The ultra-clean, confident interior. In an era where stores feel the pressure to ‘go viral’ and be crammed with Insta-bait moments, Zara has stayed true to its simple white box aesthetic. The thing is, Zara is in a unique position where its trend-led product is a big enough draw to get people in store, so rather than investing in retail theatre, Zara recognises that a seamless shopping journey may be more beneficial. If it can pull off this new digital-led experience, Zara’s high street dominance is sure to continue.
Brendan Murdock, the owner of successful men’s grooming chain Murdock barbers, has now launched Anatome, a store dedicated to wellness on Redchurch Street, Shoreditch.
What we love
The services. The brand’s motto is ‘nutrition and emotional balance is the pathway to a healthy lifestyle’ and it aims to help customers achieve this beyond just offering health products. In-store nutritionist Winder Ton is available to help with women’s and men’s health as well as offering overall wellbeing advice, and the brand also offers corporate wellness days throughout the year that can be booked through the website.
The carefully sourced and curated products. A lot of work has gone into creating the extensive range of organic products on offer. This includes a series of essential oils created with perfumer Anastasia Brozler as well as bespoke teas, juices and protein shakes that customers are invited to taste while they browse. There’s also a careful edit of sports clothing, equipment and books.
The apothecary-inspired interior. Earthy tones and natural materials give the store a nostalgic, pharmacy vibe, with a smattering of green pot plants completing the look. Jars of grains and spices, and vials of oils line the walls, while bohemian Berber rugs punctate the floor and industrial lights and shelving units provide a sleek contrast.
Every month, we like to share work from around the world that inspires us. However, with COVID-19 impacting people and brands worldwide, we’ve switched up the format a bit this month. We’re still reporting on great experienc...

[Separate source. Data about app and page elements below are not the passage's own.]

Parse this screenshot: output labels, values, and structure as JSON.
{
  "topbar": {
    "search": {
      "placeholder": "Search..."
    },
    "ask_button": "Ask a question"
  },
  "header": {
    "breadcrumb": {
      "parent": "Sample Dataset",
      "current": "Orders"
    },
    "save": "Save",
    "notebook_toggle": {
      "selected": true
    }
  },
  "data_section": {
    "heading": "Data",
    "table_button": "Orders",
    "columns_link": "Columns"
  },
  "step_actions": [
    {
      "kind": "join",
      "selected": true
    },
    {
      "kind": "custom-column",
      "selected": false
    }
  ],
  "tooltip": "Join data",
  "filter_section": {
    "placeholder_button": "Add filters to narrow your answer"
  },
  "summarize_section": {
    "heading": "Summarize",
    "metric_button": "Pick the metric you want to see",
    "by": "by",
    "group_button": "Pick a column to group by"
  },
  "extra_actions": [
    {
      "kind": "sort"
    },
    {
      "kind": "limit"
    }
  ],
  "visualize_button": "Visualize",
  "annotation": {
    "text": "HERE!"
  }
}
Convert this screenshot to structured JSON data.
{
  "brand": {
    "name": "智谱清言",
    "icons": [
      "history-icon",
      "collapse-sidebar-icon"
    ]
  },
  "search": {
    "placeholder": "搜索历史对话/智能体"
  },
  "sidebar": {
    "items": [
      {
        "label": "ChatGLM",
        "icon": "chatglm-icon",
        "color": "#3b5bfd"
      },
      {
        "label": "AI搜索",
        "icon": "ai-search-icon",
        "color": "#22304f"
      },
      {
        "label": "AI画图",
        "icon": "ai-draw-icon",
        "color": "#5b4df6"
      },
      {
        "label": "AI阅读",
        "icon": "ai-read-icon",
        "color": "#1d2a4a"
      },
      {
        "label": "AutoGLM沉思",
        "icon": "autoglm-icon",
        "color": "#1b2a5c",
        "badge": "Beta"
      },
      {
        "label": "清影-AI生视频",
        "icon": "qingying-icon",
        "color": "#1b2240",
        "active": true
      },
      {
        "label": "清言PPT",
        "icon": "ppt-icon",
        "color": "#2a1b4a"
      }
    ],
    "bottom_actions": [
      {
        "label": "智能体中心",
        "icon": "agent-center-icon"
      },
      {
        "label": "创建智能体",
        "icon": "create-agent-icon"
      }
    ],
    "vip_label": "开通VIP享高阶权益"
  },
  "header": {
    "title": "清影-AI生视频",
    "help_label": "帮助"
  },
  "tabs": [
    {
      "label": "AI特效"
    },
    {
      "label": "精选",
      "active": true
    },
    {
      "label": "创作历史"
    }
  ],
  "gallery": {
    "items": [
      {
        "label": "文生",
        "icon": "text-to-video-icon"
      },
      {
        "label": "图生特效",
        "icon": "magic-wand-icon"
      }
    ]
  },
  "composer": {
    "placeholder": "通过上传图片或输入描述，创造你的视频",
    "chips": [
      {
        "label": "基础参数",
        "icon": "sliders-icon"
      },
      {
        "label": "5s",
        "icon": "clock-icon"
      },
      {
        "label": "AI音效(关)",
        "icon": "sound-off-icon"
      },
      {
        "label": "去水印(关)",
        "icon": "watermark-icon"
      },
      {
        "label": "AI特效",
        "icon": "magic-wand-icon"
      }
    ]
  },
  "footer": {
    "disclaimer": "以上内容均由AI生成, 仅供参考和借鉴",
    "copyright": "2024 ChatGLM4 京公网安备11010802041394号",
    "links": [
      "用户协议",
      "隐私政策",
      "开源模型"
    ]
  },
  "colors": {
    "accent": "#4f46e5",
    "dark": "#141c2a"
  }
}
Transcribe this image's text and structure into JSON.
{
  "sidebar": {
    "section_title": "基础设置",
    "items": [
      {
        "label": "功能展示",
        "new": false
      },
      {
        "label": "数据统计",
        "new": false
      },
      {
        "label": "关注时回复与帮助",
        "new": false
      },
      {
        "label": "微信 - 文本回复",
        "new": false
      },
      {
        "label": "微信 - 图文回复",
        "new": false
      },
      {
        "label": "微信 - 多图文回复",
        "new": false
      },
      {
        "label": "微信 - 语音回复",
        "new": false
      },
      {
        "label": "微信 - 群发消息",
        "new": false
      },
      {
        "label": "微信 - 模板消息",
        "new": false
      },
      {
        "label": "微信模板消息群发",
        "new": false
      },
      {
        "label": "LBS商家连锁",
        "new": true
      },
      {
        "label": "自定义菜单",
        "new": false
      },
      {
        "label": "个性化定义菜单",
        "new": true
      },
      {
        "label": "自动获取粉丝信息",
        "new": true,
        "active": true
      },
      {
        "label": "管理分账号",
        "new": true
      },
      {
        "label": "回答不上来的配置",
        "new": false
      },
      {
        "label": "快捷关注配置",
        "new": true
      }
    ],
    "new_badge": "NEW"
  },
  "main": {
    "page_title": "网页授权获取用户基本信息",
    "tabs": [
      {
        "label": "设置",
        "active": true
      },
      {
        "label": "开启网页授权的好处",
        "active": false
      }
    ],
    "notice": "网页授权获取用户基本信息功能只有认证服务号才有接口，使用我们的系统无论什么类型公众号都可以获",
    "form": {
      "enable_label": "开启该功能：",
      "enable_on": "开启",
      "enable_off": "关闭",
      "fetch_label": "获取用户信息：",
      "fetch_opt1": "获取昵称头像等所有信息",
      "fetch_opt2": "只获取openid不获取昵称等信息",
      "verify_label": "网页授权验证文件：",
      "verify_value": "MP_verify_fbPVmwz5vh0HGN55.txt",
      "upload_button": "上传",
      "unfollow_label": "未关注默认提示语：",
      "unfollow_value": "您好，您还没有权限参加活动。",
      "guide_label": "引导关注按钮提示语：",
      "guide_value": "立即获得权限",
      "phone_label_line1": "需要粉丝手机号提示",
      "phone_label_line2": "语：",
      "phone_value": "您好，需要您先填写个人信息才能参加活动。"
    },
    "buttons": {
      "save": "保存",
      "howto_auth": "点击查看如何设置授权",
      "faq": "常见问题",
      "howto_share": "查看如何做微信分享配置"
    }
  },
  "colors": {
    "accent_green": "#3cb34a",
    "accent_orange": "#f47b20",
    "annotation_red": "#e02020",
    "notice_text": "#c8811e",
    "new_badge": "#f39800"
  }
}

Every month, we turn the spotlight onto work we love from around the world. For January 2020, we’re covering a stylish collection point, a slime museum, a streetwear brand’s community-focussed flagship, a minimal pop-up and a...